A beautiful public space, lined with oak trees and featuring a large fountain in the centre, it’s here you can take a load off and enjoy a good book in a deck chair in the sunshine, play a game of novelty sized chess or catch rainbows in the fountain’s spray. This small green space was built on the site of the former government house of Tasmania and is listed on the Tasmanian Heritage Register.
Another part of town that’s worth a visit is North Hobart. A slightly grungier suburb that oozes art, food and a buzzing atmosphere. The streets host a suite of intriguing public art in the form of sculptures, installations and pavement pieces, while wine bars, cafes and bakeries fill the store fronts serving up culinary delights with flavours from all over the world.

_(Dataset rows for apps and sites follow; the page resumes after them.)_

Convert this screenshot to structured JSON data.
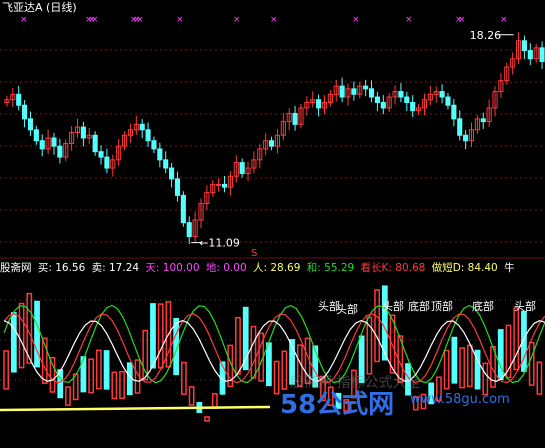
{
  "title": "飞亚达A (日线)",
  "price_labels": {
    "high": "18.26",
    "low": "11.09",
    "marker": "S"
  },
  "indicator_bar": {
    "name": "股斋网",
    "buy": "买: 16.56",
    "sell": "卖: 17.24",
    "tian": "天: 100.00",
    "di": "地: 0.00",
    "ren": "人: 28.69",
    "he": "和: 55.29",
    "kanzhang": "看长K: 80.68",
    "zuoduan": "做短D: 84.40",
    "niu": "牛"
  },
  "annotations": [
    {
      "text": "头部",
      "key": "a1"
    },
    {
      "text": "头部",
      "key": "a2"
    },
    {
      "text": "头部",
      "key": "a3"
    },
    {
      "text": "底部",
      "key": "a4"
    },
    {
      "text": "顶部",
      "key": "a5"
    },
    {
      "text": "底部",
      "key": "a6"
    },
    {
      "text": "头部",
      "key": "a7"
    }
  ],
  "watermark": {
    "main": "58公式网",
    "url": "www.58gu.com",
    "faint": "股斋网 指标公式大全"
  },
  "colors": {
    "background": "#000000",
    "up": "#ff3a3a",
    "down": "#54ffff",
    "grid": "#7a1a1a",
    "magenta": "#ff44ff",
    "yellow": "#ffff66",
    "green": "#22dd22",
    "white": "#ffffff"
  },
  "chart_data": {
    "type": "candlestick",
    "upper": {
      "closes": [
        16.1,
        16.3,
        15.9,
        15.4,
        15.0,
        14.6,
        14.3,
        14.7,
        14.4,
        14.0,
        14.5,
        14.9,
        15.1,
        14.7,
        14.8,
        14.2,
        14.0,
        13.6,
        13.9,
        14.4,
        14.8,
        15.0,
        15.2,
        15.0,
        14.6,
        14.3,
        13.9,
        13.6,
        13.2,
        12.6,
        11.6,
        11.09,
        11.7,
        12.3,
        12.7,
        13.0,
        13.0,
        12.9,
        13.3,
        13.8,
        13.4,
        13.6,
        13.9,
        14.3,
        14.6,
        14.4,
        14.8,
        15.3,
        15.6,
        15.2,
        15.8,
        16.0,
        16.1,
        15.8,
        16.0,
        16.3,
        16.6,
        16.2,
        16.5,
        16.3,
        16.6,
        16.5,
        16.2,
        16.0,
        15.8,
        16.2,
        16.4,
        16.2,
        16.0,
        15.7,
        15.8,
        16.1,
        16.3,
        16.4,
        16.2,
        15.9,
        15.4,
        14.8,
        14.6,
        15.0,
        15.4,
        15.3,
        15.8,
        16.4,
        16.8,
        17.3,
        17.6,
        18.26,
        17.9,
        17.6,
        18.0,
        17.5
      ],
      "high_label": 18.26,
      "low_label": 11.09
    },
    "lower": {
      "indicator_name": "股斋网",
      "values": {
        "buy": 16.56,
        "sell": 17.24,
        "tian": 100.0,
        "di": 0.0,
        "ren": 28.69,
        "he": 55.29,
        "kanzhang_k": 80.68,
        "zuoduan_d": 84.4
      }
    }
  }
}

There isn’t a very big nightlife in Hobart, with nightclubs practically non-existent – instead, there are funky bistros, whiskey dens and cocktail bars, creating the perfect spaces to make friends with the locals over a drink or three.
A few things we just weren’t able to fit in but have on our list for next time include: Mount Wellington – You can drive or take a tour to the summit and enjoy spectacular views over the city and harbour. MONA (the Museum of Old and New Art) – is Australia’s largest private museum that also offers visitors a vineyard setting! Heck, they even brew their own beer! Only a short drive or ferry ride from Hobart’s centre, MONA is a unique and intriguing space and one that I can’t wait to check out myself.
One of the things I love about the fact we planned our visit in winter, is that the cold temperature outside practically encourages you to seek out a fireplace or warm space indoors where you can wine and dine! Only further cemented by the fact that Tasmania has some of the freshest produce around, noted chefs and countless award winning vineyards and distilleries. I always say that enjoying local food is a great way to sample a new city/place, and Hobart is no exception! Because there was simply too much goodness to include in this post, I’ve saved it all for a feature post in it’s own right, where I’ll cover our favourite spots from the trip! Stay tuned for this…